* Work item
Please give the listing again in its entirety, exactly as written.

* Data for this exercise
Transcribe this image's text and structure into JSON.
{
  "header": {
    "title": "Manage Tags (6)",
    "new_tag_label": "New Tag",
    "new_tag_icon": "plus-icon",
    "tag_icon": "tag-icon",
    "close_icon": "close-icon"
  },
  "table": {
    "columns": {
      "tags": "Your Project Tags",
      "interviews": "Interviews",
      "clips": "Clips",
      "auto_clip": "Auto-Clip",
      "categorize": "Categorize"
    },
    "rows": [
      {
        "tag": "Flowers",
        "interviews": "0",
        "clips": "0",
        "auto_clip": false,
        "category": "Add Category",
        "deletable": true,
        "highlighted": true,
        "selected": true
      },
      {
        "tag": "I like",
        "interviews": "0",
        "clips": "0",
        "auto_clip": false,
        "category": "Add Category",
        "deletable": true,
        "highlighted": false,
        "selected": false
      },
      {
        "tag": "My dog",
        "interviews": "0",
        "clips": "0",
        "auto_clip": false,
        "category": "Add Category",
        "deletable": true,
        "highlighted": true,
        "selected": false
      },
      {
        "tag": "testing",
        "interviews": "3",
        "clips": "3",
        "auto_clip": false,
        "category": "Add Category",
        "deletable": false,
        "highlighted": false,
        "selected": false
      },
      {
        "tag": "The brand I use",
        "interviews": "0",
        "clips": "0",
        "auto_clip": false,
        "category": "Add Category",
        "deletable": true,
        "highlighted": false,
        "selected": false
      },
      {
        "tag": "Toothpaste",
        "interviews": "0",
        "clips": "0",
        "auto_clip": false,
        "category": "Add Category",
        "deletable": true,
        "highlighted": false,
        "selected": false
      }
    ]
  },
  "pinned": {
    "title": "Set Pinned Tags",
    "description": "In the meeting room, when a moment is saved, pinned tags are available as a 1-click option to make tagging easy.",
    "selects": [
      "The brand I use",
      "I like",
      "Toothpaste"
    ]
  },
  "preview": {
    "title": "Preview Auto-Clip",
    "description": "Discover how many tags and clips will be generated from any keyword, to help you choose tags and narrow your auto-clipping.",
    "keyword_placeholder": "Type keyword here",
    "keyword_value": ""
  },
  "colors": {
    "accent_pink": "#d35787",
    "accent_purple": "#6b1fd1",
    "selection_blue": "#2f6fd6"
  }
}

* Task output
Transcribe this image's text and structure into JSON.
{
  "header": {
    "title": "Manage Tags (6)",
    "new_tag_label": "New Tag",
    "new_tag_icon": "plus-icon",
    "tag_icon": "tag-icon",
    "close_icon": "close-icon"
  },
  "table": {
    "columns": {
      "tags": "Your Project Tags",
      "interviews": "Interviews",
      "clips": "Clips",
      "auto_clip": "Auto-Clip",
      "categorize": "Categorize"
    },
    "rows": [
      {
        "tag": "Flowers",
        "interviews": "0",
        "clips": "0",
        "auto_clip": false,
        "category": "Add Category",
        "deletable": true,
        "highlighted": true,
        "selected": true
      },
      {
        "tag": "I like",
        "interviews": "0",
        "clips": "0",
        "auto_clip": false,
        "category": "Add Category",
        "deletable": true,
        "highlighted": false,
        "selected": false
      },
      {
        "tag": "My dog",
        "interviews": "0",
        "clips": "0",
        "auto_clip": false,
        "category": "Add Category",
        "deletable": true,
        "highlighted": true,
        "selected": false
      },
      {
        "tag": "testing",
        "interviews": "3",
        "clips": "3",
        "auto_clip": false,
        "category": "Add Category",
        "deletable": false,
        "highlighted": false,
        "selected": false
      },
      {
        "tag": "The brand I use",
        "interviews": "0",
        "clips": "0",
        "auto_clip": false,
        "category": "Add Category",
        "deletable": true,
        "highlighted": false,
        "selected": false
      },
      {
        "tag": "Toothpaste",
        "interviews": "0",
        "clips": "0",
        "auto_clip": false,
        "category": "Add Category",
        "deletable": true,
        "highlighted": false,
        "selected": false
      }
    ]
  },
  "pinned": {
    "title": "Set Pinned Tags",
    "description": "In the meeting room, when a moment is saved, pinned tags are available as a 1-click option to make tagging easy.",
    "selects": [
      "The brand I use",
      "I like",
      "Toothpaste"
    ]
  },
  "preview": {
    "title": "Preview Auto-Clip",
    "description": "Discover how many tags and clips will be generated from any keyword, to help you choose tags and narrow your auto-clipping.",
    "keyword_placeholder": "Type keyword here",
    "keyword_value": ""
  },
  "colors": {
    "accent_pink": "#d35787",
    "accent_purple": "#6b1fd1",
    "selection_blue": "#2f6fd6"
  }
}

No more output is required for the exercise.